---------- Material shown ----------

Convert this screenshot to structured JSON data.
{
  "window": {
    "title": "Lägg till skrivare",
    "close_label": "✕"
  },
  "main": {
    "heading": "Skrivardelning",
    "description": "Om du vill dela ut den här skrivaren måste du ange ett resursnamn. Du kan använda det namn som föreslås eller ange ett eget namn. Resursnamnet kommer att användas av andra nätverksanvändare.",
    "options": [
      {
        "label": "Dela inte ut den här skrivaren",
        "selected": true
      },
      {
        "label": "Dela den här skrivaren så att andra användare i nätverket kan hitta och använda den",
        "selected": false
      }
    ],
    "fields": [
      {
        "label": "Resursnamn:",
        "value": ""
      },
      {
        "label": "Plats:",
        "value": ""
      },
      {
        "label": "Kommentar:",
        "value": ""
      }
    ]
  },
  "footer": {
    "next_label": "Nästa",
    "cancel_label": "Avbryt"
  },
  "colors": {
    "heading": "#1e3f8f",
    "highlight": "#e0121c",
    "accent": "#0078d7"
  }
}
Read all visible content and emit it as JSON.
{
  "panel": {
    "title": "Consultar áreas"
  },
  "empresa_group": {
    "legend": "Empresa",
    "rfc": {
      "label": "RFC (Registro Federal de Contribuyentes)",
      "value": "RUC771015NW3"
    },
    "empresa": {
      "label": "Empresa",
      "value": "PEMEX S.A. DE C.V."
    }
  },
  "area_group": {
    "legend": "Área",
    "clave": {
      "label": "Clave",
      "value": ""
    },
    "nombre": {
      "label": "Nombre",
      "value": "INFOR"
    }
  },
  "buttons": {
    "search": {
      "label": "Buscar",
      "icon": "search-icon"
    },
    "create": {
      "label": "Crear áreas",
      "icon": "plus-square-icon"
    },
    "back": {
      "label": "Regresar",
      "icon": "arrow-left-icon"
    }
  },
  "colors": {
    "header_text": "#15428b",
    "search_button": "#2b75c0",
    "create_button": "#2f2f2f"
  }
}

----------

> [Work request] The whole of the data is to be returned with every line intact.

> [Result below]
Convert this screenshot to structured JSON data.
{
  "window": {
    "title": "Lägg till skrivare",
    "close_label": "✕"
  },
  "main": {
    "heading": "Skrivardelning",
    "description": "Om du vill dela ut den här skrivaren måste du ange ett resursnamn. Du kan använda det namn som föreslås eller ange ett eget namn. Resursnamnet kommer att användas av andra nätverksanvändare.",
    "options": [
      {
        "label": "Dela inte ut den här skrivaren",
        "selected": true
      },
      {
        "label": "Dela den här skrivaren så att andra användare i nätverket kan hitta och använda den",
        "selected": false
      }
    ],
    "fields": [
      {
        "label": "Resursnamn:",
        "value": ""
      },
      {
        "label": "Plats:",
        "value": ""
      },
      {
        "label": "Kommentar:",
        "value": ""
      }
    ]
  },
  "footer": {
    "next_label": "Nästa",
    "cancel_label": "Avbryt"
  },
  "colors": {
    "heading": "#1e3f8f",
    "highlight": "#e0121c",
    "accent": "#0078d7"
  }
}
Read all visible content and emit it as JSON.
{
  "panel": {
    "title": "Consultar áreas"
  },
  "empresa_group": {
    "legend": "Empresa",
    "rfc": {
      "label": "RFC (Registro Federal de Contribuyentes)",
      "value": "RUC771015NW3"
    },
    "empresa": {
      "label": "Empresa",
      "value": "PEMEX S.A. DE C.V."
    }
  },
  "area_group": {
    "legend": "Área",
    "clave": {
      "label": "Clave",
      "value": ""
    },
    "nombre": {
      "label": "Nombre",
      "value": "INFOR"
    }
  },
  "buttons": {
    "search": {
      "label": "Buscar",
      "icon": "search-icon"
    },
    "create": {
      "label": "Crear áreas",
      "icon": "plus-square-icon"
    },
    "back": {
      "label": "Regresar",
      "icon": "arrow-left-icon"
    }
  },
  "colors": {
    "header_text": "#15428b",
    "search_button": "#2b75c0",
    "create_button": "#2f2f2f"
  }
}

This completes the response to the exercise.